Have you ever told your boss to ‘shove it’? 78% of respondents to our latest social media survey have!! From some of the comments from respondents it would appear that it’s not just bosses on the receiving end of this type of feedback. Some have told their colleagues, or their clients or their partners to ‘shove it’ too. Whilst the effectiveness of this feedback giving methodology was not canvased it is probably safe to say it wouldn’t have gone well!
The good news is there are many methods to delivering either positive or constructive feedback in a manner that will be received well. Happening People has detailed 5 of these methods below in our TOP 5 Methods to Delivering Quality Feedback:
1. Stop – Start – Do more of
This method of giving feedback works well if you know someone well and they like receiving direct feedback. For this method of giving feedback you offer observations on what the person could STOP doing, what they could START doing, and what they could DO MORE OF. You can also add a percentage weighting to each area to help the individual prioritise what they need to work on first.
2. The ‘R.I.G.H.T’ Way
This method helps to structure the most essential parts to giving feedback.
R – Respectful: Showing respect and people are more willing to listen to your feedback.
I – Issue Specific: Keep the feedback centred on the performance not the person.
G – Goal Orientated: The aim of constructive feedback is to improve performance; this is the goal to strive for when giving feedback. H – Helpful: Use a helpful tone, to further express your intention of helping through feedback.
T – Timely: Give feedback in a timely manner when you have a better chance of making an impact.
3. BOOST Model
This model is focused on keeping any negative feedback out of the feedback conversation.
B – Balanced: focus not only on areas for development, but also on strengths.
O – Observed: provide feedback based only upon behaviours that you have observed.
O – Objective: avoid judgements and relate your feedback to behaviours, not personality.
S – Specific: give specific examples of the observed behaviour.
T – Timely: give feedback soon after the activity to allow for the opportunity to reflect on the learning.
4. Medals, Missions, Clear Goals
This method of giving feedback has been proven to be very effective in environments where clear performance goals have been set up front.
Medals: Information is given to the learner to let them know what they have done well
Missions: Information is given to the learner on what they need to improve on, work on or correct.
Clear Goals: the medals and missions need to be given in relation to clear goals usually best given in advance.
This method is a quick and easy way to give feedback using three letters. This method can be used to deliver both positive and negative feedback.
E – Example: Give an example of the behaviour you have observed
E – Effect: Explain the effect it had – positive or negative
C – Change / Congratulate: List what you would hope they do in the future to change the behaviours or congratulate them if the feedback is positive.
Now it’s your turn!! We would love to hear from you…….
QUESTION: What method of feedback do you prefer to use?
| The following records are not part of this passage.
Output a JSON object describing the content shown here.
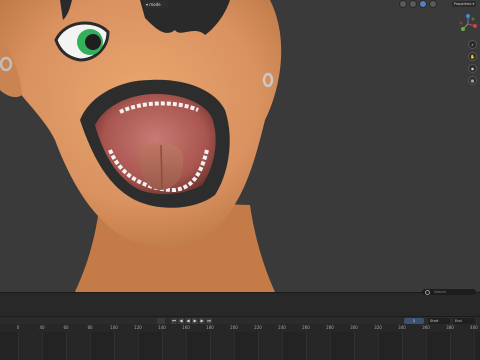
{
  "viewport": {
    "view_menu_label": "▾ mode",
    "overlay_label": "Properties ▾",
    "settings_label": "",
    "gizmo": {
      "x_label": "X",
      "y_label": "Y",
      "z_label": "Z"
    }
  },
  "nav_icons": [
    "⌕",
    "✋",
    "◉",
    "▦"
  ],
  "timeline": {
    "search_placeholder": "Search",
    "playback_buttons": [
      "⏮",
      "◀",
      "◀",
      "▶",
      "▶",
      "⏭"
    ],
    "current_frame": "1",
    "start": "Start",
    "end": "End",
    "ticks": [
      "0",
      "40",
      "60",
      "80",
      "100",
      "120",
      "140",
      "160",
      "180",
      "200",
      "220",
      "240",
      "260",
      "280",
      "300",
      "320",
      "340",
      "360",
      "380",
      "400"
    ]
  },
  "colors": {
    "skin": "#d99260",
    "skin_dark": "#b96f42",
    "lip": "#2d2d2d",
    "eye_iris": "#35b05a",
    "background": "#3d3d3d"
  }
}
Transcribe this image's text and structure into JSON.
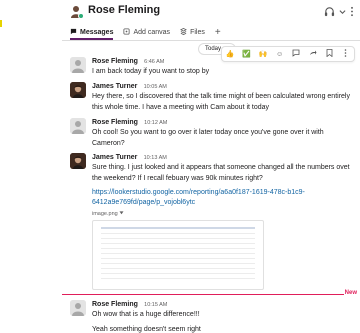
{
  "header": {
    "title": "Rose Fleming",
    "headphones_icon": "headphones-icon",
    "chevron_icon": "chevron-down-icon",
    "more_icon": "more-vertical-icon"
  },
  "tabs": [
    {
      "label": "Messages",
      "icon": "chat-bubble-icon",
      "active": true
    },
    {
      "label": "Add canvas",
      "icon": "canvas-icon",
      "active": false
    },
    {
      "label": "Files",
      "icon": "files-icon",
      "active": false
    }
  ],
  "date_pill": {
    "label": "Today"
  },
  "messages": [
    {
      "author": "Rose Fleming",
      "time": "6:46 AM",
      "text": "I am back today if you want to stop by"
    },
    {
      "author": "James Turner",
      "time": "10:05 AM",
      "text": "Hey there, so I discovered that the talk time might of been calculated wrong entirely this whole time. I have a meeting with Cam about it today"
    },
    {
      "author": "Rose Fleming",
      "time": "10:12 AM",
      "text": "Oh cool!  So you want to  go over it later today once you've gone over it with Cameron?"
    },
    {
      "author": "James Turner",
      "time": "10:13 AM",
      "text": "Sure thing. I just looked and it appears that someone changed all the numbers ovet the weekend? If I recall febuary was 90k minutes right?",
      "link": "https://lookerstudio.google.com/reporting/a6a0f187-1619-478c-b1c9-6412a9e769fd/page/p_vojobl6ytc",
      "attachment": "image.png"
    },
    {
      "author": "Rose Fleming",
      "time": "10:15 AM",
      "text": "Oh wow that is a huge difference!!!",
      "text2": "Yeah something doesn't seem right"
    }
  ],
  "new_label": "New",
  "colors": {
    "accent": "#611f69",
    "link": "#1264a3",
    "new": "#e01e5a",
    "presence": "#2bac76"
  }
}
Giving feedback can be tricky! Happening People are in the business of taking ‘tricky’ out of giving feedback. We have a range of leadership training programs that will address this issue in your workplace. Call Happening People on 1800 68 67 69 or go to www.happeningpeople.com